Jurassic World: Fallen Kingdom

Jurassic World: Fallen Kingdom follows through with the storyline of the 2015 movie. It’s an interesting step forward that brings the classic thrill of dinosaurs rampaging into a much more deeply into the modern setting.

Despite its clear value for levity (unavoidable with the Chris Pratt and Bryce Howard tandem), the Jurassic franchise continues with its themes of scientific experimentation aka “playing god”, personal and corporate greed, and the repercussions of such behavior and ideas upon mankind and the world. There are other strong themes of course, such as ecological preservation and stewardship – as clearly and dramatically depicted by the impending disaster that threatens to wipe out the dinosaurs on Isla Nubla. There is also, as usual, a bit of highlight on American power, as if they would be the only government which could care about, or act on something of this nature.

Jurassic World: Fallen Kingdom, brings all these together without much subtlety. But perhaps subtlety isn’t really needed, given the genre of the movie. The greed and pride of mankind are displayed throughout the film in many characters – particularly the villains – and in typical movie fashion their ends are quickly shown and justice is given by tooth and fang. Unfortunately, this isn’t the case in reality, which is possibly why we need to be reminded that our efforts to be wiser and better stewards of our planet need to be maintained.

Recurring themes aside, a few new actors provide supporting characters to the franchise. Nerdy IT staff Franklin Webb is played by Justice Smith, while spunky Paleoveterinarian is portrayed by Daniella Pineda. Both fill fairly typical tropes in the movie but were nonetheless fairly fun to watch, and I do hope we get to see more of them in succeeding films in a more fleshed out manner.

At the end of the day, the biggest part of the movie is the massive cast of dinosaurs and the spectacular cinematography featuring them. In this, Jurassic World: Fallen Kingdom does not disappoint. From dramatic shots of dinosaurs on the exploding volcanic island to the dinosaur fights between the new Indoraptor and Blue (reminiscent of the T-Rex/Raptor fight in the original Jurassic Park), to the Jaws-esque scene of the Mosasaurus about to snap up a surfer, the dinosaurs of Jurassic World are an enjoyable and thrill to behold. Hopefully, we get to see even more of them outside the confines of the island in the years to come.

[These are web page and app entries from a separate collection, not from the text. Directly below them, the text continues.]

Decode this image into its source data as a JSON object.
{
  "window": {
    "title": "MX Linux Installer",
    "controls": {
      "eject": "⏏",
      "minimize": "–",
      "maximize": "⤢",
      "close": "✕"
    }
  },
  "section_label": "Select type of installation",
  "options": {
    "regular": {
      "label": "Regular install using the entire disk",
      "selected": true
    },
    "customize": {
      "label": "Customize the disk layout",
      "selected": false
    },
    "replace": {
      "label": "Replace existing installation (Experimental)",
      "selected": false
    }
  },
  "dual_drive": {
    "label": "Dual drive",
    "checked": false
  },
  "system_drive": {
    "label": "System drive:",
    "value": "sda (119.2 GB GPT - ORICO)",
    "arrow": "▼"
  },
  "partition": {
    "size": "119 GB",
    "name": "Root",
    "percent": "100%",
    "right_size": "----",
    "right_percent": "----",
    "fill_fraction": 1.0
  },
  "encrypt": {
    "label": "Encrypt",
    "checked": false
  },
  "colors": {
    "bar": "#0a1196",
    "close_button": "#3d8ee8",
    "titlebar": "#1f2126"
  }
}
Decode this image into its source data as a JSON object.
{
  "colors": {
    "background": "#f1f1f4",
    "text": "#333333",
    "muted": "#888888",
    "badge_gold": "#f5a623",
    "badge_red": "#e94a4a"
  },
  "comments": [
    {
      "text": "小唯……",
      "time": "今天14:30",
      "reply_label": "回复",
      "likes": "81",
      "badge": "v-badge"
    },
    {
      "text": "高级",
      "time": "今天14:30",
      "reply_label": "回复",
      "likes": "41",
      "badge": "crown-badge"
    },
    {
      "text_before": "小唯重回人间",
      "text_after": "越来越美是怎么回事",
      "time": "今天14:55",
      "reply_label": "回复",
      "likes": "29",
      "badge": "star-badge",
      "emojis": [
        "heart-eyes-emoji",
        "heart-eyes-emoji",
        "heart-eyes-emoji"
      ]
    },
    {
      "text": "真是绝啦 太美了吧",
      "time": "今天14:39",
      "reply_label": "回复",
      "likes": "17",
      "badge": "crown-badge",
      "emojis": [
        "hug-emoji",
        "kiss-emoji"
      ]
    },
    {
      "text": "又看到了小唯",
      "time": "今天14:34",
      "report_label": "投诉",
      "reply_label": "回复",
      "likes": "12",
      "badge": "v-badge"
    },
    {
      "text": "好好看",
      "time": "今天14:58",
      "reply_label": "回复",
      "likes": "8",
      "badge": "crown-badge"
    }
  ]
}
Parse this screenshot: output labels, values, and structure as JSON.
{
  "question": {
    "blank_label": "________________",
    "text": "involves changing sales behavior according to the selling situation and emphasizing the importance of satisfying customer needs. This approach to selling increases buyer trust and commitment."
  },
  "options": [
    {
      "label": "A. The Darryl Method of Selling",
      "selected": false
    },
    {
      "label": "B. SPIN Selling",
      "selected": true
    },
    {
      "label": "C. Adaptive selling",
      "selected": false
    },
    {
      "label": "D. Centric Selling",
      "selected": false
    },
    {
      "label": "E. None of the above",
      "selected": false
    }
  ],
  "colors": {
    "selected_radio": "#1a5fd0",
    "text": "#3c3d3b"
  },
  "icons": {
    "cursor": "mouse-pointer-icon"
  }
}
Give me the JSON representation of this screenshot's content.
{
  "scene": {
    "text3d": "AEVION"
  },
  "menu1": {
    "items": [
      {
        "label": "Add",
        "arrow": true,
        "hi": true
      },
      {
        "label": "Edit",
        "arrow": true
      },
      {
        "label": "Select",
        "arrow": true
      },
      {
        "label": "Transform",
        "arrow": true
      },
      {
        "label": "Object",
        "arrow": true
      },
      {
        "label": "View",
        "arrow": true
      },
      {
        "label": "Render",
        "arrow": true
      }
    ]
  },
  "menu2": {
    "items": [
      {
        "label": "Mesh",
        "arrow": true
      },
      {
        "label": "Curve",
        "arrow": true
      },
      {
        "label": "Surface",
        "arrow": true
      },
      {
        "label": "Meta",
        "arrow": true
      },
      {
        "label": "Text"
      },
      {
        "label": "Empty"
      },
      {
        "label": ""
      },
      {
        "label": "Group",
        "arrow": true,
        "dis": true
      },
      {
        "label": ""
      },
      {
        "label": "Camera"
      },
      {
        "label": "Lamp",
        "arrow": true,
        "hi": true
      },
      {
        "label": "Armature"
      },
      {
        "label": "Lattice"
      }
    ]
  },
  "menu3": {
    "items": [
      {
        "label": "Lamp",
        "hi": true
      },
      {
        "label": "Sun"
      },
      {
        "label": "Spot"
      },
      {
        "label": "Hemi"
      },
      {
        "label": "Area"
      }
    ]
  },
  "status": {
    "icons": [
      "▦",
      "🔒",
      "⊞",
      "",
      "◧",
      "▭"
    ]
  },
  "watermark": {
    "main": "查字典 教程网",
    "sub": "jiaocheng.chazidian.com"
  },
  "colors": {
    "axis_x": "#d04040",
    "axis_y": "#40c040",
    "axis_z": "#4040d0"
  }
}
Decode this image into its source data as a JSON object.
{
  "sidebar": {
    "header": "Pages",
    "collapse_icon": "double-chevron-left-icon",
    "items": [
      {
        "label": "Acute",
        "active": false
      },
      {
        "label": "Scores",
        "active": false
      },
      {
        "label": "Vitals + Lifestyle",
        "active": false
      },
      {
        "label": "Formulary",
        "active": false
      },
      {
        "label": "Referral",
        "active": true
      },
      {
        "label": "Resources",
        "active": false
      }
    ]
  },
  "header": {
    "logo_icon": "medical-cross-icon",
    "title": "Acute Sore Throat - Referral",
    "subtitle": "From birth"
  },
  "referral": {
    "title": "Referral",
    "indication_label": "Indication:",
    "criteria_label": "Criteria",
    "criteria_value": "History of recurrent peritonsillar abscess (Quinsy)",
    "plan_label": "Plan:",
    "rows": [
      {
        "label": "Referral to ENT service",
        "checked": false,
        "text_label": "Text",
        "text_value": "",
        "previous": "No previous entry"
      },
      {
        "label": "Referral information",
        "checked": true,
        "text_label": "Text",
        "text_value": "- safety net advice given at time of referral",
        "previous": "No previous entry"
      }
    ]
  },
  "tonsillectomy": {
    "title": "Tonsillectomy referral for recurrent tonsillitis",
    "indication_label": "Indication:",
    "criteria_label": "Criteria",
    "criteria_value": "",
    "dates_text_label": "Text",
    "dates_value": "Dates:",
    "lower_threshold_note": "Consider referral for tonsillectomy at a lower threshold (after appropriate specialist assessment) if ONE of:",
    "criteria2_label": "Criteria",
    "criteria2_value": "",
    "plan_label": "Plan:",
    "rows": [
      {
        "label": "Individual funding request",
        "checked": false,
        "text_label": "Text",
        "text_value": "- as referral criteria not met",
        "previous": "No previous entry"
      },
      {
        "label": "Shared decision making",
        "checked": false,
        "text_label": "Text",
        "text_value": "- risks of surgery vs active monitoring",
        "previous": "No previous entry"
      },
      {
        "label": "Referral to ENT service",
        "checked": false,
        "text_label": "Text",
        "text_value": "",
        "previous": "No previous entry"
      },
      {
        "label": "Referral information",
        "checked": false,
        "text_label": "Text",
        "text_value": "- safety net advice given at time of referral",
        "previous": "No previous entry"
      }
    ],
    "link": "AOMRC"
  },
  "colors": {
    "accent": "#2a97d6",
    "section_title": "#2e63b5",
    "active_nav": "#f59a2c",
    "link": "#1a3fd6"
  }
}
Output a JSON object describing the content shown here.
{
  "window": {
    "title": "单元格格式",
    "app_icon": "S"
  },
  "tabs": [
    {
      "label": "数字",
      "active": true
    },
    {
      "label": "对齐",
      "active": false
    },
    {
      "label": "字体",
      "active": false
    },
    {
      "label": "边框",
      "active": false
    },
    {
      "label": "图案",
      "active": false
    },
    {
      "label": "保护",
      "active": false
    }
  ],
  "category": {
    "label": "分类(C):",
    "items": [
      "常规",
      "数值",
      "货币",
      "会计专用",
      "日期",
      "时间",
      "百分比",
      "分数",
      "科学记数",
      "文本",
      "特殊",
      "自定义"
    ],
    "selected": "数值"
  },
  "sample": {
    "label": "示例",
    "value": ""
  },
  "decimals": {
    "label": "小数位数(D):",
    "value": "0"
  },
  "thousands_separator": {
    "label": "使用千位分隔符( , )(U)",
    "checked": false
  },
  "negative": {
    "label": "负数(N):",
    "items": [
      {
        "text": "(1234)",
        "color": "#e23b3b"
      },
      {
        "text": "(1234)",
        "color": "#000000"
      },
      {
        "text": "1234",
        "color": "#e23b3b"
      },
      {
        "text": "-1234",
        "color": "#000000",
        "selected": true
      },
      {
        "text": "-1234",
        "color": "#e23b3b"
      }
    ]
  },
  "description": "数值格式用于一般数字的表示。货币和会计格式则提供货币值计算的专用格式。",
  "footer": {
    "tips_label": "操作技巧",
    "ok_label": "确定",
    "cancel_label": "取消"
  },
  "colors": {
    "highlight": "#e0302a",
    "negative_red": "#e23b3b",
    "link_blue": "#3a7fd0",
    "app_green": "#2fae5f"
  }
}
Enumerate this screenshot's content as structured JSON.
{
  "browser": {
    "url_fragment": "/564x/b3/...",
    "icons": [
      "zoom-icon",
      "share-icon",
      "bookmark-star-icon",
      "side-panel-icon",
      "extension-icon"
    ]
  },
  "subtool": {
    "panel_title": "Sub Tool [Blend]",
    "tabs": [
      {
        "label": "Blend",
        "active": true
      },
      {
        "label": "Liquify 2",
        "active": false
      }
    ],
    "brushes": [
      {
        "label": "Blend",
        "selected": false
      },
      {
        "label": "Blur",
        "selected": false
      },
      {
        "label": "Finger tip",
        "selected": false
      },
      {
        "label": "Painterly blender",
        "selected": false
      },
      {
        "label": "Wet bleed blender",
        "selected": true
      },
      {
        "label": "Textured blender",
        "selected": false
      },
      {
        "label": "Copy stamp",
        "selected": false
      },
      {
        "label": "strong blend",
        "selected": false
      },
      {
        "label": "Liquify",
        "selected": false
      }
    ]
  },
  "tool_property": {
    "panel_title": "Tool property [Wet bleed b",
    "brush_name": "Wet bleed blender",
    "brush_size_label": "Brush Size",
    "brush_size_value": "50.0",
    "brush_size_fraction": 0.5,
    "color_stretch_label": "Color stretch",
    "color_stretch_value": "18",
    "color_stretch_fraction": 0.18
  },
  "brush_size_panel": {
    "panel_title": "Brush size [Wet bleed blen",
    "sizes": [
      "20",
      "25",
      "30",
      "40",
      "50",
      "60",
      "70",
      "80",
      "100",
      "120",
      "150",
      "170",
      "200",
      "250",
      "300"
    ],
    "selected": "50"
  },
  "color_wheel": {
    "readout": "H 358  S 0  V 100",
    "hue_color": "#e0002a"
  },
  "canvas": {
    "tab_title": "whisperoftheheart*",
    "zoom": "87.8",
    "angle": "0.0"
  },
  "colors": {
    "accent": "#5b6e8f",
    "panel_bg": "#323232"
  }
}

The Good
Fun protagonists
Terrible villains
The Bad
Not enough dinosaurs
No standout acting
Simple plotline